For example, assume a new investor would like to make a $50,000 investment in a fund. The fund follows the sample fee schedule outlined above and has a standard sales charge of 5.00%. If the investor commits to making ten $5,000 payments over the next 13 months through a Letter of Intent then the investor will pay a 3.75% sales charge on each investment.

Rights of Accumulation

Rights of accumulation allow investors to pay sales charges based on their total investment in the fund. Assume the new investor from the example above would like to make additional investments after the Letter of Intent has expired. Any additional investments would incur a sales charge of 3.75% until the investor reaches the next breakpoint of $100,000.

In some cases, rights of accumulation may extend beyond just the targeted share class for investment. Investors should seek to have a clear understanding of a fund’s breakpoints and all qualifications to ensure they receive the greatest discount for which they are entitled.

For more on mutual fund breakpoints, see also Lower Your Fees with Mutual Fund Breakpoints.

  1. Load Fund

    Load funds charge fees of less than 1% in order to compensate ...
  2. Percentage Lease

    A percentage lease is a lease where the tenant pays a base rent ...
  3. Foregone Earnings

    Foregone earnings are the difference between earnings actually ...
  4. Spread-Load Contractual Plan

    A spread-load contractual plan spreads a mutual fund’s sales ...
  5. Mutual Fund

    Mutual funds combine money from many investors to invest in a ...
  6. Qualifying Investment

    Qualifying investments are tax-deferred, allowing investors to ...
Related Articles
  1. Investing

    Lower Your Fees With Mutual Fund Breakpoints

    The lower the sales charge you pay, the greater your returns. Find out how to cash in. Use breakpoints.
  2. Investing

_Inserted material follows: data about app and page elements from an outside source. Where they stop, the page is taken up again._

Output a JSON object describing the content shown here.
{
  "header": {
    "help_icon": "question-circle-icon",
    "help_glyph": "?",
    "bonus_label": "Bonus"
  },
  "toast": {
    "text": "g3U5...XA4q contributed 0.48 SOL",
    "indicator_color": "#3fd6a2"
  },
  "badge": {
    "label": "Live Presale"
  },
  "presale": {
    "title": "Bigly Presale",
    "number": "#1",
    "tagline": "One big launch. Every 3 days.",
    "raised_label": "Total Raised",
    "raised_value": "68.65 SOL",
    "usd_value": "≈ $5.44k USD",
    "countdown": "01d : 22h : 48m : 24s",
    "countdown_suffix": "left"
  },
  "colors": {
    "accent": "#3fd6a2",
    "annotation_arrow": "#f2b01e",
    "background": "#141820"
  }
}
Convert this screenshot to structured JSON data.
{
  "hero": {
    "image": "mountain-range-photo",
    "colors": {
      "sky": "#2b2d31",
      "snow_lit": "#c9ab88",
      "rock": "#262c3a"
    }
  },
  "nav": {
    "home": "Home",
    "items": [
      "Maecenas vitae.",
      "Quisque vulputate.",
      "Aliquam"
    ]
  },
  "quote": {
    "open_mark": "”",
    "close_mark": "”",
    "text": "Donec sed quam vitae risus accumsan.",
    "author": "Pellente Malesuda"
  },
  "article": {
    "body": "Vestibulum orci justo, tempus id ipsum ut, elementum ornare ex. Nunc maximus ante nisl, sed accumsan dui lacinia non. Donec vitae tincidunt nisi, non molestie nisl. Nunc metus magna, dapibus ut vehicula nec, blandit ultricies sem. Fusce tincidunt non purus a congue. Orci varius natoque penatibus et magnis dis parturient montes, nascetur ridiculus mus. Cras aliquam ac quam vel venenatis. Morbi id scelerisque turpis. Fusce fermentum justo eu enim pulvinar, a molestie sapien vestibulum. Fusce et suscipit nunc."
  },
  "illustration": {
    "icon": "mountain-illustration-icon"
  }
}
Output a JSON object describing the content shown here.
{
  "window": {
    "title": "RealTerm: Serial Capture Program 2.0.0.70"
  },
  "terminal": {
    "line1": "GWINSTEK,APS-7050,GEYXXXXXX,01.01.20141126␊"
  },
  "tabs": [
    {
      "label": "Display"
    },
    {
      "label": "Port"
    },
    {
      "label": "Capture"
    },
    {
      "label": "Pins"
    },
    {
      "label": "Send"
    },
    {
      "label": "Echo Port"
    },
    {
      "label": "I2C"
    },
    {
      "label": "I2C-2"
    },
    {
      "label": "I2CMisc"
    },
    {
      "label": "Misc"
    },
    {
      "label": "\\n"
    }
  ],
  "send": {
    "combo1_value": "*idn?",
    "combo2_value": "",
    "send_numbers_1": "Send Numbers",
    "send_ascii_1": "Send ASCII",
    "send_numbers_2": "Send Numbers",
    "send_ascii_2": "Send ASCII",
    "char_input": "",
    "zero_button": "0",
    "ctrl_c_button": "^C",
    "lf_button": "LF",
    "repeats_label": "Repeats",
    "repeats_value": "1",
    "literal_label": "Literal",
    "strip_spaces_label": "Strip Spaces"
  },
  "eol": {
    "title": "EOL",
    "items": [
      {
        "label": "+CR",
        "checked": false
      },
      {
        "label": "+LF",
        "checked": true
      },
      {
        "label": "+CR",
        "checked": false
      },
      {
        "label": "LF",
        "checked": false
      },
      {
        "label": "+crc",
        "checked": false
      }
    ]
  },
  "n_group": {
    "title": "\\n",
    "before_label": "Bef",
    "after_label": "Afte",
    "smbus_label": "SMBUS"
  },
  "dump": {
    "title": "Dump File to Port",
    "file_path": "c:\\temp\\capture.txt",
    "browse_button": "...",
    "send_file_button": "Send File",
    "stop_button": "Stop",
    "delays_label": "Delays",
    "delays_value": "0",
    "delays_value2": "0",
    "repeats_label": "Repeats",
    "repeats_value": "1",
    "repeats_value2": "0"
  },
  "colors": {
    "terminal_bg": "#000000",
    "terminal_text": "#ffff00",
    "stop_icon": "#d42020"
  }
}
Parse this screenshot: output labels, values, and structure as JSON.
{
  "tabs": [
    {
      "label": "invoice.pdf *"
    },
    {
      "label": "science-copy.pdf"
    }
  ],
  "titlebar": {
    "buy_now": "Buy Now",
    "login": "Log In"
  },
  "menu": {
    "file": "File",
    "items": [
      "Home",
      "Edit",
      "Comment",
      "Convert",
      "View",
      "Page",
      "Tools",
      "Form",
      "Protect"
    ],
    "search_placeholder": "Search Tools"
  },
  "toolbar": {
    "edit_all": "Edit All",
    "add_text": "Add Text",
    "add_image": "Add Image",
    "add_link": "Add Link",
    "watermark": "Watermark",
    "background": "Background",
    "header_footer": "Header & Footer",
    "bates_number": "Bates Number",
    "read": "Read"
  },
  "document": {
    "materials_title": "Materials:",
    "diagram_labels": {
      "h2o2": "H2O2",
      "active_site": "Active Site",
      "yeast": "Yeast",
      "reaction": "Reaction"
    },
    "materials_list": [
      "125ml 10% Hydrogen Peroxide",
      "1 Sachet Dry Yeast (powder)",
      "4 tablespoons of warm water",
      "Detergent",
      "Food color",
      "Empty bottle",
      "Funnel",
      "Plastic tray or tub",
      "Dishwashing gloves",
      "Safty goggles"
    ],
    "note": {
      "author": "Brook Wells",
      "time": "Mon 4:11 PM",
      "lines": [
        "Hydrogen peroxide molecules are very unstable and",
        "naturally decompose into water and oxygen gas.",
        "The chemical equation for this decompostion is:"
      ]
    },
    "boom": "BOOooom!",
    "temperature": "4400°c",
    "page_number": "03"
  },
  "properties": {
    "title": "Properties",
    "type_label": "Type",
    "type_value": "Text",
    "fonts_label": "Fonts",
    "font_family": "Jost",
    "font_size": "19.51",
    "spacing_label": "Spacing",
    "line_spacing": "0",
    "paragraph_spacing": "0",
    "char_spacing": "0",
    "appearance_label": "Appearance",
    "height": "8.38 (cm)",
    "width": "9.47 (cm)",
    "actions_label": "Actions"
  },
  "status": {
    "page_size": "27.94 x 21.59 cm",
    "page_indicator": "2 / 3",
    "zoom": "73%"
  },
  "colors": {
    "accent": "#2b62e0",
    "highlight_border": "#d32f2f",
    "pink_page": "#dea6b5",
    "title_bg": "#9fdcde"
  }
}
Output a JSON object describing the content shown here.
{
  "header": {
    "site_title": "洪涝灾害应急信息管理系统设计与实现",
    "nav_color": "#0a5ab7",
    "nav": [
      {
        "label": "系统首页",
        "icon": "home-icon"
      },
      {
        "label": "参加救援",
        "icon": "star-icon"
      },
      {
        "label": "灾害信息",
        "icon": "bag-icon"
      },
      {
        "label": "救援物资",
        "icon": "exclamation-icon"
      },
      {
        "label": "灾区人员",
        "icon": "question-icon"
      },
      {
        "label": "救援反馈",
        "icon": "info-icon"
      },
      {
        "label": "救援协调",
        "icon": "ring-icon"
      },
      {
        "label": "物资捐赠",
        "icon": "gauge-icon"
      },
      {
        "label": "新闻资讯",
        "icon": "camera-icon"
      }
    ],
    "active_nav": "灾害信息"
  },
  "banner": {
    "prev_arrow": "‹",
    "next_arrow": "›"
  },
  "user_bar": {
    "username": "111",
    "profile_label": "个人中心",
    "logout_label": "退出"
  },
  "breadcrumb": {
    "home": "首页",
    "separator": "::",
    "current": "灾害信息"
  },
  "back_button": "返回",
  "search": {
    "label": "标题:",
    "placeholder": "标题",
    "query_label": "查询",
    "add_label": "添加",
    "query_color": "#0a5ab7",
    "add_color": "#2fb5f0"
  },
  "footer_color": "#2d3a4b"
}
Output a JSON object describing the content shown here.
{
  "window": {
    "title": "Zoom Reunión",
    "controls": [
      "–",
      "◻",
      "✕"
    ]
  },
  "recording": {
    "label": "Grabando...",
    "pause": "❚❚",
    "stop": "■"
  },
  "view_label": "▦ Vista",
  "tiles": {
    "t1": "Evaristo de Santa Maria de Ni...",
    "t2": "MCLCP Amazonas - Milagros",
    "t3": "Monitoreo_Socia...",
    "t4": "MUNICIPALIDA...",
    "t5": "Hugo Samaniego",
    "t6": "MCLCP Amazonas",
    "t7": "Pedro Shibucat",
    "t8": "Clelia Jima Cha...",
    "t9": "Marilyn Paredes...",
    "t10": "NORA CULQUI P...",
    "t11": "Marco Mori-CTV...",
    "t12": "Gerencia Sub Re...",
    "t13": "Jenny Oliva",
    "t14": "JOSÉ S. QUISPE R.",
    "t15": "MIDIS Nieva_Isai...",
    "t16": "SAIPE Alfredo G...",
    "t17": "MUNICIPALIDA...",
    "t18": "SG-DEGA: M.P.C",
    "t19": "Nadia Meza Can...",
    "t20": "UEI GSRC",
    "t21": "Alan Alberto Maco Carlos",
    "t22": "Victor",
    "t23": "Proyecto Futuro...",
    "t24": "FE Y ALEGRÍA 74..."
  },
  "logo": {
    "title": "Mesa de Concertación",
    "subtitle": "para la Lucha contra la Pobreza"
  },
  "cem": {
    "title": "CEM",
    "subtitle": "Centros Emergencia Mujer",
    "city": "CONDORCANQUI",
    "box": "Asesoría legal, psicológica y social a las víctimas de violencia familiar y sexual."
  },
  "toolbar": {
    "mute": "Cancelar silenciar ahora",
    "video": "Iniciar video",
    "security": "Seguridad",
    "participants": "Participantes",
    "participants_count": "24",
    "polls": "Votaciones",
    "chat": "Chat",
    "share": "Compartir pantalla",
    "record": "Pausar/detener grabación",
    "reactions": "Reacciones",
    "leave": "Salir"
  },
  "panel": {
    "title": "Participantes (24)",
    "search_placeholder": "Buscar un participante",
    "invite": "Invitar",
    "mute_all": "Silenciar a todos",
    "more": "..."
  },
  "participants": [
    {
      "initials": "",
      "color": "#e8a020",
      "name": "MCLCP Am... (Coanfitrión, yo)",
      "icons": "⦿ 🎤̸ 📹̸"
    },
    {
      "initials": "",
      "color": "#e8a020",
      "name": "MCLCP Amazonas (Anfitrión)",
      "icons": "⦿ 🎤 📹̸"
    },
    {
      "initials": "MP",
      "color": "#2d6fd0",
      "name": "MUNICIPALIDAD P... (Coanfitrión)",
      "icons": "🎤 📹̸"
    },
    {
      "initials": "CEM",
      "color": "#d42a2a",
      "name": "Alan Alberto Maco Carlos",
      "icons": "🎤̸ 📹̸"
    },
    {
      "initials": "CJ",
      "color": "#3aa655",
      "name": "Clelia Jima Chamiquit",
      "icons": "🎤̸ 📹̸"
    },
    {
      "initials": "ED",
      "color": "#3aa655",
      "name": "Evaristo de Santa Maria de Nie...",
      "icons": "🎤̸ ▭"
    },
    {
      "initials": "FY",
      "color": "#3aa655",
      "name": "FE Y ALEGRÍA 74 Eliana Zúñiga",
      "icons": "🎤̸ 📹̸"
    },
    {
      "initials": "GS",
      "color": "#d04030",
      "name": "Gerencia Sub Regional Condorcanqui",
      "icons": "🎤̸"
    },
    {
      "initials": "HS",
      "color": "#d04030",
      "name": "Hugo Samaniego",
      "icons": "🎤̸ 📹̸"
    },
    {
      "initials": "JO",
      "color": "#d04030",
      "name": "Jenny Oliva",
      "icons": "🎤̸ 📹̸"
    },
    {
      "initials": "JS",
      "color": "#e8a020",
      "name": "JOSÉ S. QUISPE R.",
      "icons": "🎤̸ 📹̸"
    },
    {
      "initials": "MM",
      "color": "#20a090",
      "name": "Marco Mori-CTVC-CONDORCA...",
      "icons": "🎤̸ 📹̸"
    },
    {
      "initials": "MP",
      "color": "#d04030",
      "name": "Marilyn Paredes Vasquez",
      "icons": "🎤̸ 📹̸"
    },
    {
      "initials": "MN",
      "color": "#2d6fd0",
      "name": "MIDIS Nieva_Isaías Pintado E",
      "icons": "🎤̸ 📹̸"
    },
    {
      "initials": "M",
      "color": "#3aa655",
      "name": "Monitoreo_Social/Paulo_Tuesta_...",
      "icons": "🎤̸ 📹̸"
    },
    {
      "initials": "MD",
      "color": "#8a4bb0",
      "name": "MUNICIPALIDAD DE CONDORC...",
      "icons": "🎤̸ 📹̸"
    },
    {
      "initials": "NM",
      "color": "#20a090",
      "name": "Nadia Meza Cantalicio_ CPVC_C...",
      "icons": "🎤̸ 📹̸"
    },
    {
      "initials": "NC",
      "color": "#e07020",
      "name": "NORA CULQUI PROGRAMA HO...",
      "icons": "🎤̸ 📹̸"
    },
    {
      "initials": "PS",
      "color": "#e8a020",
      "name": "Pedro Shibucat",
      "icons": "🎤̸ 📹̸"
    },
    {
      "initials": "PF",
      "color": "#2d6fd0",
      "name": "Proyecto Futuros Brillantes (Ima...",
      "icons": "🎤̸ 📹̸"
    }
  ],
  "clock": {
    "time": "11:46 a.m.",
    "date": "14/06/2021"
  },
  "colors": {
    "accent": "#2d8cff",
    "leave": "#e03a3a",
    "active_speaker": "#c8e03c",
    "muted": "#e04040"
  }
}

    4 Dishonest Broker Tactics and How to Avoid Them

    Protecting yourself from dishonest broker practices means knowing how to spot them.
  3. Personal Finance

    The Difference Between RIAs and Registered Reps

    Here's how registered representative brokers work and how they differ from RIAs.
  4. Investing

    How to Buy Mutual Funds Online

    Learn how to buy mutual funds online. Discover which websites offer mutual fund trading services, how to choose a fund and typical fees.
  5. Investing

    Mutual Fund Trading Rules

    Make sure to review this guide on the dos and don'ts of mutual fund trading before you invest, including how trades are executed and which fees to look out for.
  6. Investing

    Consider These Fees When Evaluating Mutual Funds

    The best way to evaluate a mutual fund is by digging a bit deeper into the fees charged.
  7. Investing

    ETFs vs. Mutual Funds: The Lowdown on Costs

    Confused about the full range of fees on ETF and mutual funds? Here's a quick guide on fees and expenses.
  8. Financial Advisor

    How to Rate Your Mutual Fund Manager

    Here is what you really need to look for when you're deciding on a mutual fund. A solid choice is key.
  1. What's the difference between a load and no-load mutual fund?

    A mutual fund is simply a large group of people who lump their money together for a management company to invest. Shares ... Read Answer >>
  2. Does OptionsHouse have mutual funds?

    Learn about how investors can buy shares in mutual funds through OptionsHouse. Read how investors need to call the brokerage ... Read Answer >>
Trading Center